**Exercise objective:** Please report how many lines in the data underneath hold the word "document", with no other text.

**The input:**
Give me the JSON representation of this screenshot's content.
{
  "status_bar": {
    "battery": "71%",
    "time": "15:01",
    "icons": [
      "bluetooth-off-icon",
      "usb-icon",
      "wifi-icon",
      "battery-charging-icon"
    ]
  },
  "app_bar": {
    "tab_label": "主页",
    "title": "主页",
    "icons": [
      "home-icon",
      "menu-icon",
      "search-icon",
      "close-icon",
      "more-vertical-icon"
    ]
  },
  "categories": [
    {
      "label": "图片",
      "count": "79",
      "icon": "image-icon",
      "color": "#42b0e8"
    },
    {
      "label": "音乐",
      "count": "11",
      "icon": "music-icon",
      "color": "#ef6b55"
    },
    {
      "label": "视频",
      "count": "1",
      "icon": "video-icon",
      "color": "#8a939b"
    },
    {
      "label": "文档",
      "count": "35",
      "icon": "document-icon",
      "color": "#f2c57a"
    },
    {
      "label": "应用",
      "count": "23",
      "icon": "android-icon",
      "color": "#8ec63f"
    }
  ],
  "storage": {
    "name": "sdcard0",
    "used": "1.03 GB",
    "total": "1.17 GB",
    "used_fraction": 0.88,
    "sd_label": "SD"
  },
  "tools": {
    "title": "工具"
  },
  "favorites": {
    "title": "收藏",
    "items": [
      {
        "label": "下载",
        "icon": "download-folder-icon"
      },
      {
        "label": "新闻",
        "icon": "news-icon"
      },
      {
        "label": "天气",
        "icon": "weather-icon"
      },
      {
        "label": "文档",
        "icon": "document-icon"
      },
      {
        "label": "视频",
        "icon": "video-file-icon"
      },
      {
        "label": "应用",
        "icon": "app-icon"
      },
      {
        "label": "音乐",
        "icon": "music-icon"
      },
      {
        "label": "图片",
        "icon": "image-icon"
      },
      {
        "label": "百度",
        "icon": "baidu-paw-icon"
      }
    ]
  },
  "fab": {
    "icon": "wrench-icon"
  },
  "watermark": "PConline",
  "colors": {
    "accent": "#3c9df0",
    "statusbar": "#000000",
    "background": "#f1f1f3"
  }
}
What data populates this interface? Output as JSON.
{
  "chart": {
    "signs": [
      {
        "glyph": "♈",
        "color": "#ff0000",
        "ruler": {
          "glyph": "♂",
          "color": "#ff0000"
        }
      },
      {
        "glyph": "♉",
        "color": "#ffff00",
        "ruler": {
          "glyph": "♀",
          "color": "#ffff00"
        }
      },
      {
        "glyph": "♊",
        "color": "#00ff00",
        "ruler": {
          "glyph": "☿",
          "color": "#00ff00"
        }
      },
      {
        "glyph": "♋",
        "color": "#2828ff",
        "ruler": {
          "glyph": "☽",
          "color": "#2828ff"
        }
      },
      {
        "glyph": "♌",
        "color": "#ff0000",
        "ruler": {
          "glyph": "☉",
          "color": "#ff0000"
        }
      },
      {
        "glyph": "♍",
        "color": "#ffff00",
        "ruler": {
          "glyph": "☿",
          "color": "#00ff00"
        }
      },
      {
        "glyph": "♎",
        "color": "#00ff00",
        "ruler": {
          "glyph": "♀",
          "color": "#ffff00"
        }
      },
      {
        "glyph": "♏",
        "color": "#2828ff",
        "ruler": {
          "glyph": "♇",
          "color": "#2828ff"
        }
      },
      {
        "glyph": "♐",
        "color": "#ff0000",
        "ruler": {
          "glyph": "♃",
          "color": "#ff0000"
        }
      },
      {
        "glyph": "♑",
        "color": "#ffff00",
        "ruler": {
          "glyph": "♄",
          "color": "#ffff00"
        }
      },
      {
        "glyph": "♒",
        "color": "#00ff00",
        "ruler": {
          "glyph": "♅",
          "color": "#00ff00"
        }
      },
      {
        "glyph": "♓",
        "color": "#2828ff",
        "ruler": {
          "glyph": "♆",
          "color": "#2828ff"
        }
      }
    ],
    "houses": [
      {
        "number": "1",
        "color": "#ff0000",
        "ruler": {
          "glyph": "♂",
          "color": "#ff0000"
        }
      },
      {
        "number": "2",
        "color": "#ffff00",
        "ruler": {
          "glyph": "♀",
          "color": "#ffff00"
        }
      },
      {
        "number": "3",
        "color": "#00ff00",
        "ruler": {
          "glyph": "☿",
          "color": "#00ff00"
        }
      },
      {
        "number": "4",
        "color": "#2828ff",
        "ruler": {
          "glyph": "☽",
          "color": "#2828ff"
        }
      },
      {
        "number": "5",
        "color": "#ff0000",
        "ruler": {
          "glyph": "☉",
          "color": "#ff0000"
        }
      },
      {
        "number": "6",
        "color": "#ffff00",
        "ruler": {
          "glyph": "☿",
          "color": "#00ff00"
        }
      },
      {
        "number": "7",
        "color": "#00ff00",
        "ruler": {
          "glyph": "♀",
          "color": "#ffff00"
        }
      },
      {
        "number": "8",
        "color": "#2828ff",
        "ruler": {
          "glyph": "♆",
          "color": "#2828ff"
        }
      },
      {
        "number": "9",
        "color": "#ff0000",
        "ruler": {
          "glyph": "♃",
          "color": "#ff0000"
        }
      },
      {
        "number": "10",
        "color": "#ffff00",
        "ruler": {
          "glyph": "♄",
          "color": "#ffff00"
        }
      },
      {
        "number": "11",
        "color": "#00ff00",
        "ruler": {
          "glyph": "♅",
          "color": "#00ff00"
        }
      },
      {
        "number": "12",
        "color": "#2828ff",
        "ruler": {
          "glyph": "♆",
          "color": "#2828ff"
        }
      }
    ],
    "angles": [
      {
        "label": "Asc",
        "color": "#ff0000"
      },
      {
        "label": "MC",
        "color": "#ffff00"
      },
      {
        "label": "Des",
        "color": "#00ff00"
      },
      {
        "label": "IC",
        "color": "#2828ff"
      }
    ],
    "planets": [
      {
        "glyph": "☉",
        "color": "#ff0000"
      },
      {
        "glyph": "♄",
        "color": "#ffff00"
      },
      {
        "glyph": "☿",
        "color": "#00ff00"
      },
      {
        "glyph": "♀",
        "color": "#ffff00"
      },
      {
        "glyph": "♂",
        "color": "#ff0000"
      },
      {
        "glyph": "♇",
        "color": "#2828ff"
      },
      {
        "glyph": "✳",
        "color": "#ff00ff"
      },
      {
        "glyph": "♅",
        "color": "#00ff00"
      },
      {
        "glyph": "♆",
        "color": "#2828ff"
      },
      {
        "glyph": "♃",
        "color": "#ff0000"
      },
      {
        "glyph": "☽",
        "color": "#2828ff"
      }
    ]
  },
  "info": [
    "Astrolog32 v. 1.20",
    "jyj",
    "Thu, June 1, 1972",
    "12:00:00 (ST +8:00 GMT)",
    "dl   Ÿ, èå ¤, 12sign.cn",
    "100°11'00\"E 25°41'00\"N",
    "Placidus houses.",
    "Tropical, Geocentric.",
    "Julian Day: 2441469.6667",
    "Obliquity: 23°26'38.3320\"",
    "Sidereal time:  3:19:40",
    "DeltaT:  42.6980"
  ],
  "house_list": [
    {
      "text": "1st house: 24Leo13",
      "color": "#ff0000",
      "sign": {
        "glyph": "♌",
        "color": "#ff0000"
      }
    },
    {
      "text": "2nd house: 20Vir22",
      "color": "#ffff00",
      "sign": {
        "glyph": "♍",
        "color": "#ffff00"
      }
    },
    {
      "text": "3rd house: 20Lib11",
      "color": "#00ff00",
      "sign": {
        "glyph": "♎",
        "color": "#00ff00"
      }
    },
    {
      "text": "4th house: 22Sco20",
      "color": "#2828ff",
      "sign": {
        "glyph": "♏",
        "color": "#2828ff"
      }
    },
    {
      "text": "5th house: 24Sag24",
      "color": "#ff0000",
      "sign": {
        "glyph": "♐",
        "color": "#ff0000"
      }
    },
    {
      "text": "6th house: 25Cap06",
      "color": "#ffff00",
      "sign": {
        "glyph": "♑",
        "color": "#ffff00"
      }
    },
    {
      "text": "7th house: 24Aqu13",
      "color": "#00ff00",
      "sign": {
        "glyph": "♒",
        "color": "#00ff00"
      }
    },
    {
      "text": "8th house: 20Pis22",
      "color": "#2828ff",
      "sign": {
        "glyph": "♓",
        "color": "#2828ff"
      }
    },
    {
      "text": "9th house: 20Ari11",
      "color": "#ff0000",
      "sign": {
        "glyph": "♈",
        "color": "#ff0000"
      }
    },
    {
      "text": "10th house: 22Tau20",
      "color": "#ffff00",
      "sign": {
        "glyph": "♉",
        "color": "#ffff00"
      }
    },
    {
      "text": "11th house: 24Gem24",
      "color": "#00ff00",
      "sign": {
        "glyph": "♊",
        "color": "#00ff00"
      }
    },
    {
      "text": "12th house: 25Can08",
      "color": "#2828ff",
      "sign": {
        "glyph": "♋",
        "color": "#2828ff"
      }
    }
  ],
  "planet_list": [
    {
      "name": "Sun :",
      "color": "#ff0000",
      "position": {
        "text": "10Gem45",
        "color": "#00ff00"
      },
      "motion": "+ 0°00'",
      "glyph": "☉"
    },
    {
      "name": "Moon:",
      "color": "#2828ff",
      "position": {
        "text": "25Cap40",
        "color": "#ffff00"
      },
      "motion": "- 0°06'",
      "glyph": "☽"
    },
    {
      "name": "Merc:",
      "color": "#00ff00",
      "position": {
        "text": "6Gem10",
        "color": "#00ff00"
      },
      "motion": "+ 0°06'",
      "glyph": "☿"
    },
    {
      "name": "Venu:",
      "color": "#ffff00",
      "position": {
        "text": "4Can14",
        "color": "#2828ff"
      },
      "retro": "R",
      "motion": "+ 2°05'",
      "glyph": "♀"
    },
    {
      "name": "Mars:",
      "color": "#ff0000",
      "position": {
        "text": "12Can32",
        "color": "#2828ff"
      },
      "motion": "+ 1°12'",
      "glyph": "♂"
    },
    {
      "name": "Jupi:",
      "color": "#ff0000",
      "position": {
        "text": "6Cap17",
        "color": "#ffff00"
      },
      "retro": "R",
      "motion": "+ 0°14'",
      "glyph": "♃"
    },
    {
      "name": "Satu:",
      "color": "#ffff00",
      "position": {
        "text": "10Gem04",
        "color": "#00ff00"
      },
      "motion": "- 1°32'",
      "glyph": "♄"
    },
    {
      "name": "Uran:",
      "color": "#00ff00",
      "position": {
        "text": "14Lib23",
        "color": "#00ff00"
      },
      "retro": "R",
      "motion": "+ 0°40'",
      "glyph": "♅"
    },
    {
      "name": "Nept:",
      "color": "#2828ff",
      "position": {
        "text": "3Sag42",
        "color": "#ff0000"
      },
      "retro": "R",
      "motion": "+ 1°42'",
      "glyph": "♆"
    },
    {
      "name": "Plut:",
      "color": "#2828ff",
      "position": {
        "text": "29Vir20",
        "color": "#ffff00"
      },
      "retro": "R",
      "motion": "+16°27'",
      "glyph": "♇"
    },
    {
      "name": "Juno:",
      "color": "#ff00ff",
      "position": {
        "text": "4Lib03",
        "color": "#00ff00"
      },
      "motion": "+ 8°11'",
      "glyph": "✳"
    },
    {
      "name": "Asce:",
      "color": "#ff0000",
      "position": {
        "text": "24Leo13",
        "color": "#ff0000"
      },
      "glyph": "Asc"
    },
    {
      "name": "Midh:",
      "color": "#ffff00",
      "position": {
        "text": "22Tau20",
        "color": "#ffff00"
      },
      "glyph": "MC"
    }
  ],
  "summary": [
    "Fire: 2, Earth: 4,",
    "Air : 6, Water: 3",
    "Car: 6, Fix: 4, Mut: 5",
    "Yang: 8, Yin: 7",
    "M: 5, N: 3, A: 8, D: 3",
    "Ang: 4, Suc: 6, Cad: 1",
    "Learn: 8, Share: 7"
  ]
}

**Completed exercise:** 2